# INSTRUCTIONS FOR THE TASK
Please copy out every line in the records below that includes the word "template".

[Extracted records]
Start of Block
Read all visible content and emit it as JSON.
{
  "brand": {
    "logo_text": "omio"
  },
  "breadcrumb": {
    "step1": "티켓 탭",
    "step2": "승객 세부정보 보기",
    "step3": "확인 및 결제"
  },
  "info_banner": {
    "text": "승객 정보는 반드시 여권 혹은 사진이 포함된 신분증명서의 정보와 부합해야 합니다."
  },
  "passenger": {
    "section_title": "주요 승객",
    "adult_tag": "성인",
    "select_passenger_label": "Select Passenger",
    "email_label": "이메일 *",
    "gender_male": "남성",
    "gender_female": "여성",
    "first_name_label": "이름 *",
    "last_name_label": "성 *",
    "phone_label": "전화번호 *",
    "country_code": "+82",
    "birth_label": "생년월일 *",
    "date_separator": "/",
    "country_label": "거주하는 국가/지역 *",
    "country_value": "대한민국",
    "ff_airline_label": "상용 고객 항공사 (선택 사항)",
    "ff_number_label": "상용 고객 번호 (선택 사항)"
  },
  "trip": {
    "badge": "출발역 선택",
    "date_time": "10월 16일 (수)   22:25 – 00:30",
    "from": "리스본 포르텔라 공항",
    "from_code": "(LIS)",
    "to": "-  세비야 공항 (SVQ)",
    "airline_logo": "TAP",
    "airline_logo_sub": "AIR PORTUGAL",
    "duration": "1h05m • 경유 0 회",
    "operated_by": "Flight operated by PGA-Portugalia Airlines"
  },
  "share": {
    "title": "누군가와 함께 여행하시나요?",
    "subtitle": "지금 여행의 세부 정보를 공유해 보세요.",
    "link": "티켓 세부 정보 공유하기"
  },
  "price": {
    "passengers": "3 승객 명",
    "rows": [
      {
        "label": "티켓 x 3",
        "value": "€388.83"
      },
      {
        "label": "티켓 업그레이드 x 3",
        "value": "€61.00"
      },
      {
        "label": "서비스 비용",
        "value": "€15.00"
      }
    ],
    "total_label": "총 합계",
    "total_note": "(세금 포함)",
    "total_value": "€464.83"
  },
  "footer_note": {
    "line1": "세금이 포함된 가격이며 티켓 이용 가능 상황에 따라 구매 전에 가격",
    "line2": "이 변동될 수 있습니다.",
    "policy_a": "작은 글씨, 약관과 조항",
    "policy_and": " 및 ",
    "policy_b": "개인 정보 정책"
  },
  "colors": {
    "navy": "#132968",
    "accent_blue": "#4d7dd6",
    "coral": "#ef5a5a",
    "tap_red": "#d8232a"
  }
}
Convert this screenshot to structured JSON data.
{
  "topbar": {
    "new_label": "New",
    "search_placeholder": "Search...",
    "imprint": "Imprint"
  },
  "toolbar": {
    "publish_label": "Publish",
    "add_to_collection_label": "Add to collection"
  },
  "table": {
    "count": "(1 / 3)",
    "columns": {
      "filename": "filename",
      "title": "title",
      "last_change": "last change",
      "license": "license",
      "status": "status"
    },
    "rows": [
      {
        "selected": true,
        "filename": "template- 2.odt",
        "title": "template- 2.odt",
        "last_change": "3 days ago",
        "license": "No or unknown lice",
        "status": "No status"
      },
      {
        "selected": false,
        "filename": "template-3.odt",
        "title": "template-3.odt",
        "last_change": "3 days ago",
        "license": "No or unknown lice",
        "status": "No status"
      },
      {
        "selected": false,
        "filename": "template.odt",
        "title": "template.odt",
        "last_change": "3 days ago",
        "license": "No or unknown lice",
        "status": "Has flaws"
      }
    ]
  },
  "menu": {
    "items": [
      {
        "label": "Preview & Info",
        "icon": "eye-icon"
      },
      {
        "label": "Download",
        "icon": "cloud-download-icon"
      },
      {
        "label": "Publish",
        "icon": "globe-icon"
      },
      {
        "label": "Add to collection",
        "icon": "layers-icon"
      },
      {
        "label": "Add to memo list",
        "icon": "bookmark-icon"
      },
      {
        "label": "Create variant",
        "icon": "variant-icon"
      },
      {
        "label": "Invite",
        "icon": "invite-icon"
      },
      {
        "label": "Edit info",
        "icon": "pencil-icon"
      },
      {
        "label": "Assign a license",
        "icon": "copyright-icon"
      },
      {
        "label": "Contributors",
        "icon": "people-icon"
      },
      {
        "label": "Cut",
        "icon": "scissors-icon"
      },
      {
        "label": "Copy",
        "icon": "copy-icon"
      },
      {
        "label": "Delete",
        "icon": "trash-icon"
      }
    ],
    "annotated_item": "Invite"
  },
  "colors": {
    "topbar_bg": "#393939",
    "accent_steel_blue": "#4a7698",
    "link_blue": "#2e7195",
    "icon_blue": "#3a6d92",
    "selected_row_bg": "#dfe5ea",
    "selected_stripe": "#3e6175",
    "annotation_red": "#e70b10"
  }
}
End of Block
# EXERCISE OUTPUT
        "filename": "template- 2.odt",
        "title": "template- 2.odt",
        "filename": "template-3.odt",
        "title": "template-3.odt",
        "filename": "template.odt",
        "title": "template.odt",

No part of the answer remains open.